++++ Supplied data ++++

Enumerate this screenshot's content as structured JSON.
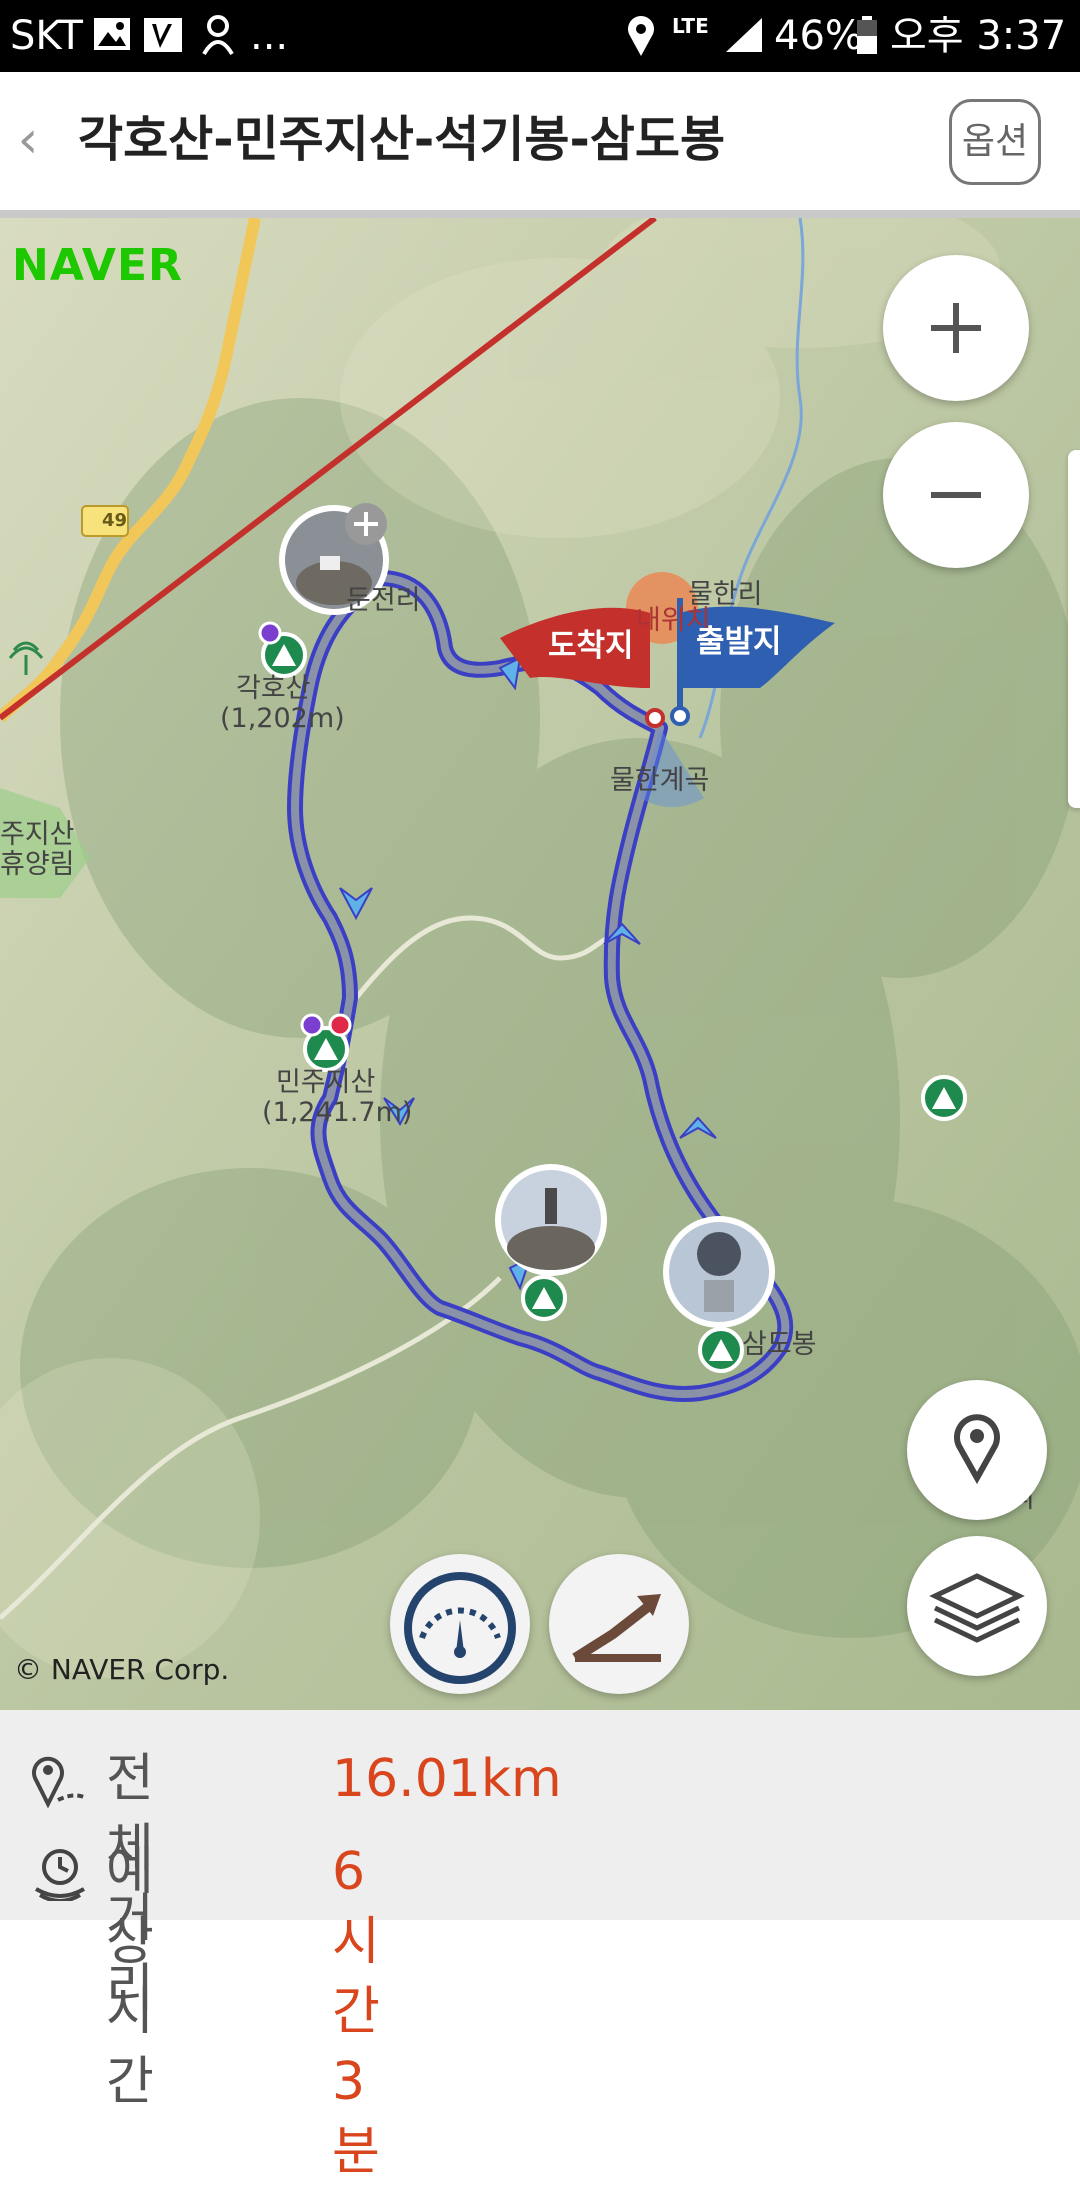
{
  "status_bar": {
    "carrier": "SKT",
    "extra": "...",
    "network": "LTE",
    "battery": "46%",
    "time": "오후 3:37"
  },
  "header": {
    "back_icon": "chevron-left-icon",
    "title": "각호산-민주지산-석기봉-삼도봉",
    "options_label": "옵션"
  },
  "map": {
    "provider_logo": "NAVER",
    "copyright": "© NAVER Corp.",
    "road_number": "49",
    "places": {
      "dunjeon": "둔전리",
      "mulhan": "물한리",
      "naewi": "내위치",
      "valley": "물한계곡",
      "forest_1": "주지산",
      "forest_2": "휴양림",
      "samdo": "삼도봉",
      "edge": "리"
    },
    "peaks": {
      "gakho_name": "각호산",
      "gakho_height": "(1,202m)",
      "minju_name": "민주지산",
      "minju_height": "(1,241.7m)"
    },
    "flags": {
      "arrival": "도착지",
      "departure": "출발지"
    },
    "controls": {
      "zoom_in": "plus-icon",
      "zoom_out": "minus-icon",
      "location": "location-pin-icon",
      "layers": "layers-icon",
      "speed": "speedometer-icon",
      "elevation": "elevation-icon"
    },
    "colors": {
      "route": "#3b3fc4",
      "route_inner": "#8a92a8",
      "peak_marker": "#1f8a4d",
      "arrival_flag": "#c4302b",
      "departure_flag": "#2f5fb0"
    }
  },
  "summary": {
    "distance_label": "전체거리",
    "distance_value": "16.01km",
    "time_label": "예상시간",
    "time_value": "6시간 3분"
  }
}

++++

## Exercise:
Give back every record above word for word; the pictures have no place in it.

## Response area:
Enumerate this screenshot's content as structured JSON.
{
  "status_bar": {
    "carrier": "SKT",
    "extra": "...",
    "network": "LTE",
    "battery": "46%",
    "time": "오후 3:37"
  },
  "header": {
    "back_icon": "chevron-left-icon",
    "title": "각호산-민주지산-석기봉-삼도봉",
    "options_label": "옵션"
  },
  "map": {
    "provider_logo": "NAVER",
    "copyright": "© NAVER Corp.",
    "road_number": "49",
    "places": {
      "dunjeon": "둔전리",
      "mulhan": "물한리",
      "naewi": "내위치",
      "valley": "물한계곡",
      "forest_1": "주지산",
      "forest_2": "휴양림",
      "samdo": "삼도봉",
      "edge": "리"
    },
    "peaks": {
      "gakho_name": "각호산",
      "gakho_height": "(1,202m)",
      "minju_name": "민주지산",
      "minju_height": "(1,241.7m)"
    },
    "flags": {
      "arrival": "도착지",
      "departure": "출발지"
    },
    "controls": {
      "zoom_in": "plus-icon",
      "zoom_out": "minus-icon",
      "location": "location-pin-icon",
      "layers": "layers-icon",
      "speed": "speedometer-icon",
      "elevation": "elevation-icon"
    },
    "colors": {
      "route": "#3b3fc4",
      "route_inner": "#8a92a8",
      "peak_marker": "#1f8a4d",
      "arrival_flag": "#c4302b",
      "departure_flag": "#2f5fb0"
    }
  },
  "summary": {
    "distance_label": "전체거리",
    "distance_value": "16.01km",
    "time_label": "예상시간",
    "time_value": "6시간 3분"
  }
}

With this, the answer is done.